Here’s our menu, all from the cookbook.
Louisiana Cajun style andouille: pork, garlic, pepper, cayenne, paprika, mace, thyme
New American cuisine beef/buffalo: lean beef (or buffalo!), shallot, djion, garlic, pepper, juniper, pistachio, mustard powder, red wine vinegar, thyme
Southwest chorizo: pork, chile powder, pepper, ground coriander, ground cumin, cumin seeds, cayenne, sweet Hungarian paprika, red wine vinegar, fresh coriander, green chilli
We bought some sausage skins from our local butcher (Heckstall and Smith, in Ladywell) and started with the beef sausages. The lean beef went though our cheap hand mincer really easily, and so did the harder back fat. Then you just knead it all together with the spices, onion and pistachios. We stuffed the sausages into the skins by hand using a funnel which worked pretty well to be honest but took a long time and really needed two people. These guys were left in the fridge over night to ‘mature’.
The next morning it was the cajun andouille, and the cubes of pork had been marinating in the fridge overnight. The recipe instructed us to separate the fat from the pork and mince it separately but there’s wasn’t a huge amount of fat on them so we just left it on (it would have been good to know the rough ratios of fat to pork we needed here). Turns out that was a mistake as even the smallest bit of stringy fat clogged up the mincer so we went back and trimmed it really well. It still didn’t go through very easily but we got there in the end.
For this sausage Doug managed to attach the funnel to the end of the mincer so we used it as a sort of hand cracked sausage stuffer. This worked so well – he is a genius. We then quickly made the mega andouille. If we weren’t making sausages for 10 people it would have been a pretty quick job.

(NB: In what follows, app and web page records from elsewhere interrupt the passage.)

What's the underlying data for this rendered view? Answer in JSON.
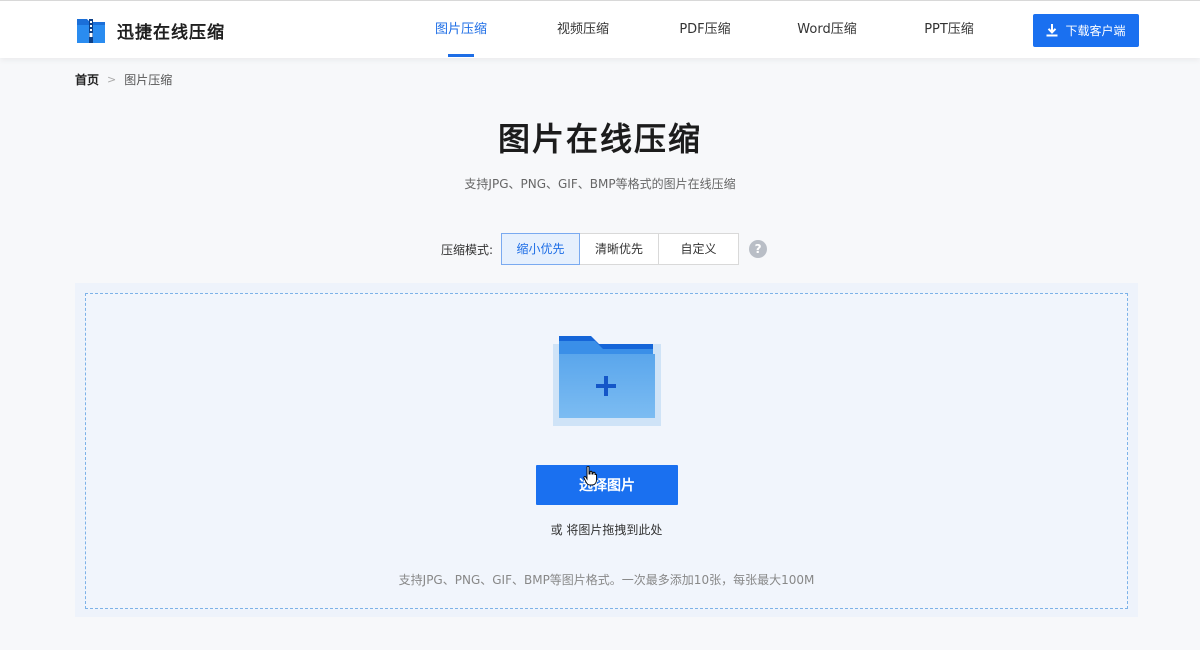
{
  "brand": {
    "name": "迅捷在线压缩",
    "primary_color": "#1a70f0"
  },
  "nav": {
    "items": [
      {
        "label": "图片压缩",
        "active": true
      },
      {
        "label": "视频压缩",
        "active": false
      },
      {
        "label": "PDF压缩",
        "active": false
      },
      {
        "label": "Word压缩",
        "active": false
      },
      {
        "label": "PPT压缩",
        "active": false
      }
    ],
    "download_label": "下载客户端"
  },
  "breadcrumb": {
    "home": "首页",
    "separator": ">",
    "current": "图片压缩"
  },
  "main": {
    "title": "图片在线压缩",
    "subtitle": "支持JPG、PNG、GIF、BMP等格式的图片在线压缩"
  },
  "mode": {
    "label": "压缩模式:",
    "options": [
      {
        "label": "缩小优先",
        "active": true
      },
      {
        "label": "清晰优先",
        "active": false
      },
      {
        "label": "自定义",
        "active": false
      }
    ],
    "help": "?"
  },
  "upload": {
    "folder_icon": "folder-plus-icon",
    "button_label": "选择图片",
    "drag_hint": "或 将图片拖拽到此处",
    "format_hint": "支持JPG、PNG、GIF、BMP等图片格式。一次最多添加10张，每张最大100M"
  }
}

Last but not least was the chorizo and we decided to have a go at using the food processor to mince the second batch of pork shoulder (this is an option given in the recipe). We have one of those mini processors, so it worked but didn’t get though the stringy bits; again it was slow but we got there in the end. The mixture was then formed into patties to be smoked later on in the evening.
The sides were pretty much as you’d expect and the recipes are easy to follow as long as you have a scale that measures with pounds/ounces and a set of American measuring cups. The cabbage was smothered in butter and soy sauce then topped with chopped walnuts and the hot potato salad was really nice and vinegary with no mayo in sight. Last but not least was the cornbread, which was super moist and cheesy with some pickled chillies in the mix too. My favourite kind.
We hot smoked everything over cherry for about an hour and a half until the sausages reached 110C. The beef sausages got really dark and the andouille had those amazing pockets of hot red fat, ready to stain everything it splatters. The little patties of chorizo were very happy too (they didn’t dry out too much) and they’d also be good just grilled.
Overall it was a great meal and it’s a brilliant book, keeping everything simple enough for a beginner to follow; sausages aren’t that hard to make once you have some basic kit. The sheer number of recipes in this book would make it a worthwhile purchase for a seasoned sausage maker too. Next time I’d add a bit more fat into the beef, but the andouille and chorizo were perfect. I probably wouldn’t make three different types of sausages for one meal next time but the mincer is definitely going to be coming out of the cupboard again soon.
Next review: Austin cookbook
Southwest chorizo cornbread
Hot potato salad
Smothered cabbage salad
Review by Holly Catford